Ultracapacitors or electric double-layer capacitors (EDLCs) fill an important and otherwise vacant niche in the current set of energy storage devices, bridging the gap between batteries and conventional capacitors. They offer greater energy densities than electrostatic capacitors, making them a better choice for back-up applications. They also possess higher power densities than batteries, allowing them to perform a role in the load-leveling of pulsed currents. They can help to improve battery performance when combined in hybrid power sources, or they can provide an efficient and long-lasting means of energy storage when used on their own.
Ultracapacitors are needed in four major markets: stationary, industrial, consumer and transport energy storage power management. From 2009 to 2014, transport energy applications, which are mostly automotive applications, will show the highest growth rates at 27.7% AAGR, followed by stationary energy storage at 23.7%, consumer electronics at 22.7% and industrial applications at 14.1%.
The stationary energy storage market needs ultracapacitors for short-duration applications of energy storage, which are characterized by the need for high power for short periods of time. These include power quality ride-through applications, power stabilization, adjustable speed drive support, temporary support of distributed resources during load steps, voltage flicker mitigation and many other applications.
Uninterruptible power supply systems and power management systems used in distributed generation, wind and solar energy generating stations employ a combination battery and ultracapacitor bank whereby the battery is used for long-duration interruptions and the capacitor is used for voltage sag support and momentary interruptions. This reduces the cycling duty on the battery, thereby extending its life.
Industrial applications need ultracapacitors to improve power quality, specifically using ultracapacitors to handle power surges and short-term power loss. Since electricity is transmitted at 60 or 120 Hz, this market also needs high-frequency devices based on aqueous electrodes on a much larger scale
The consumer electronics and computer market needs small high-frequency devices in order to reduce battery size. Typical applications are pagers, personal data assistance devices and cell phones. The GSM phone will require a 200 Hz response time to improve the transmit burst in a digital phone system. In these devices, high power is more important than energy density. Therefore, to get the desired frequency response, ultracapacitors will use aqueous electrolytes that provide much lower resistance. To attain these frequencies, carbon electrodes need to be thin, with large pores for rapid ion transport through the material.
The transport energy storage market aims to use ultracapacitors as load-leveling devices with batteries in electric and hybrid vehicles. The global automobile industry is by far the highest value target for ultracapacitor technology.

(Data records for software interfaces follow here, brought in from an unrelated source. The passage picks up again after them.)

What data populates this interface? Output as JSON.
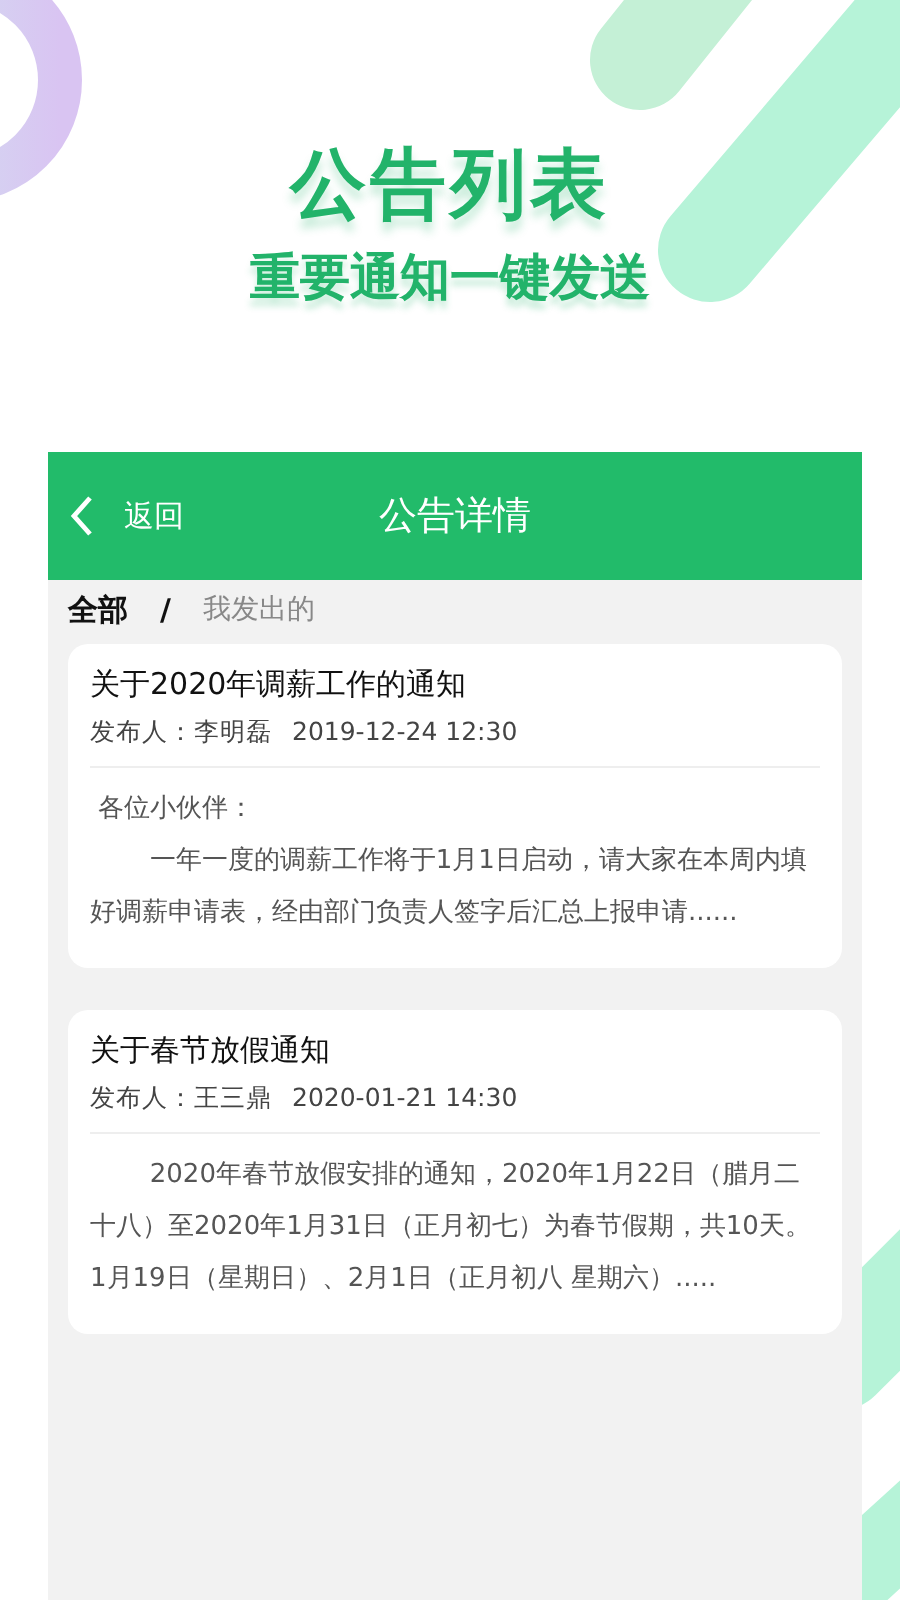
{
  "promo": {
    "title": "公告列表",
    "subtitle": "重要通知一键发送"
  },
  "nav": {
    "back_label": "返回",
    "title": "公告详情"
  },
  "filters": [
    {
      "label": "全部",
      "selected": true
    },
    {
      "label": "我发出的",
      "selected": false
    }
  ],
  "filter_separator": "/",
  "notices": [
    {
      "title": "关于2020年调薪工作的通知",
      "publisher": "发布人：李明磊",
      "time": "2019-12-24 12:30",
      "greeting": "各位小伙伴：",
      "body": "一年一度的调薪工作将于1月1日启动，请大家在本周内填好调薪申请表，经由部门负责人签字后汇总上报申请......"
    },
    {
      "title": "关于春节放假通知",
      "publisher": "发布人：王三鼎",
      "time": "2020-01-21 14:30",
      "body": "2020年春节放假安排的通知，2020年1月22日（腊月二十八）至2020年1月31日（正月初七）为春节假期，共10天。1月19日（星期日）、2月1日（正月初八 星期六）....."
    }
  ]
}
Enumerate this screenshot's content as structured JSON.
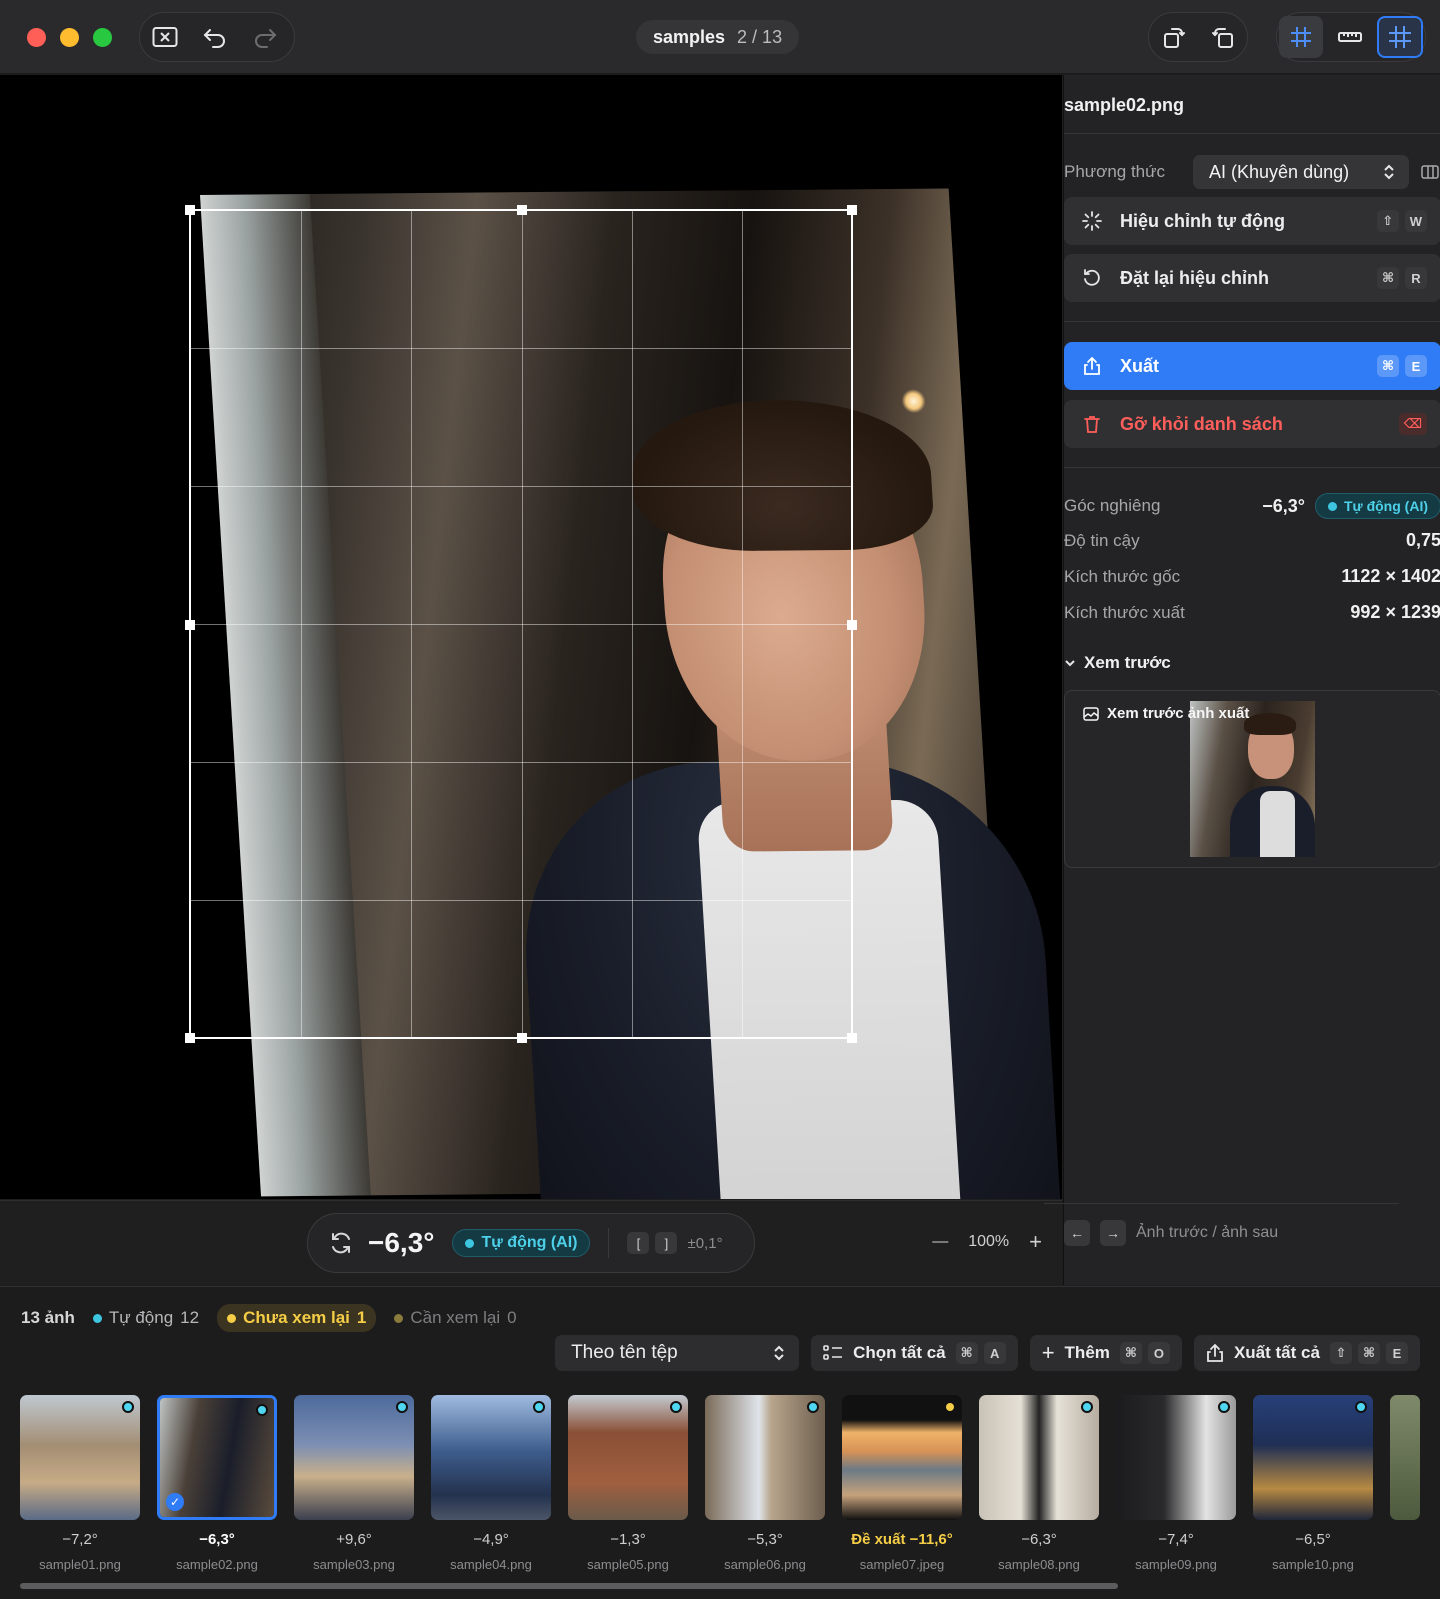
{
  "titlebar": {
    "folder": "samples",
    "counter": "2 / 13"
  },
  "canvas": {
    "angle": "−6,3°",
    "mode_badge": "Tự động (AI)",
    "nudge_left": "[",
    "nudge_right": "]",
    "step": "±0,1°",
    "zoom_minus": "—",
    "zoom_level": "100%",
    "zoom_plus": "+"
  },
  "sidebar": {
    "filename": "sample02.png",
    "method_label": "Phương thức",
    "method_value": "AI (Khuyên dùng)",
    "auto_fix": {
      "label": "Hiệu chỉnh tự động",
      "k1": "⇧",
      "k2": "W"
    },
    "reset_fix": {
      "label": "Đặt lại hiệu chỉnh",
      "k1": "⌘",
      "k2": "R"
    },
    "export": {
      "label": "Xuất",
      "k1": "⌘",
      "k2": "E"
    },
    "remove": {
      "label": "Gỡ khỏi danh sách"
    },
    "tilt_label": "Góc nghiêng",
    "tilt_value": "−6,3°",
    "tilt_badge": "Tự động (AI)",
    "confidence_label": "Độ tin cậy",
    "confidence_value": "0,75",
    "orig_size_label": "Kích thước gốc",
    "orig_size_value": "1122 × 1402",
    "out_size_label": "Kích thước xuất",
    "out_size_value": "992 × 1239",
    "preview_section": "Xem trước",
    "preview_caption": "Xem trước ảnh xuất",
    "compare_label": "Ảnh trước / ảnh sau"
  },
  "filmstrip": {
    "total": "13 ảnh",
    "auto_label": "Tự động",
    "auto_count": "12",
    "unreviewed_label": "Chưa xem lại",
    "unreviewed_count": "1",
    "review_label": "Cần xem lại",
    "review_count": "0",
    "sort_value": "Theo tên tệp",
    "select_all": {
      "label": "Chọn tất cả",
      "k1": "⌘",
      "k2": "A"
    },
    "add": {
      "label": "Thêm",
      "k1": "⌘",
      "k2": "O"
    },
    "export_all": {
      "label": "Xuất tất cả",
      "k1": "⇧",
      "k2": "⌘",
      "k3": "E"
    },
    "items": [
      {
        "angle": "−7,2°",
        "name": "sample01.png"
      },
      {
        "angle": "−6,3°",
        "name": "sample02.png"
      },
      {
        "angle": "+9,6°",
        "name": "sample03.png"
      },
      {
        "angle": "−4,9°",
        "name": "sample04.png"
      },
      {
        "angle": "−1,3°",
        "name": "sample05.png"
      },
      {
        "angle": "−5,3°",
        "name": "sample06.png"
      },
      {
        "angle": "Đề xuất −11,6°",
        "name": "sample07.jpeg"
      },
      {
        "angle": "−6,3°",
        "name": "sample08.png"
      },
      {
        "angle": "−7,4°",
        "name": "sample09.png"
      },
      {
        "angle": "−6,5°",
        "name": "sample10.png"
      }
    ]
  },
  "colors": {
    "accent": "#2f7cf6",
    "ai_cyan": "#3dc6e0",
    "pending_yellow": "#f5cd46",
    "danger": "#ff5e5a"
  }
}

Automotive applications range from hybrid drive trains to power network stabilization to the “electrification” of braking, steering, air conditioning, and other subsystems to improve the fuel efficiency and reliability of the 50 to 60 million passenger vehicles that roll off assembly lines around the world each year.
Additional details are available at www.innoresearch.net.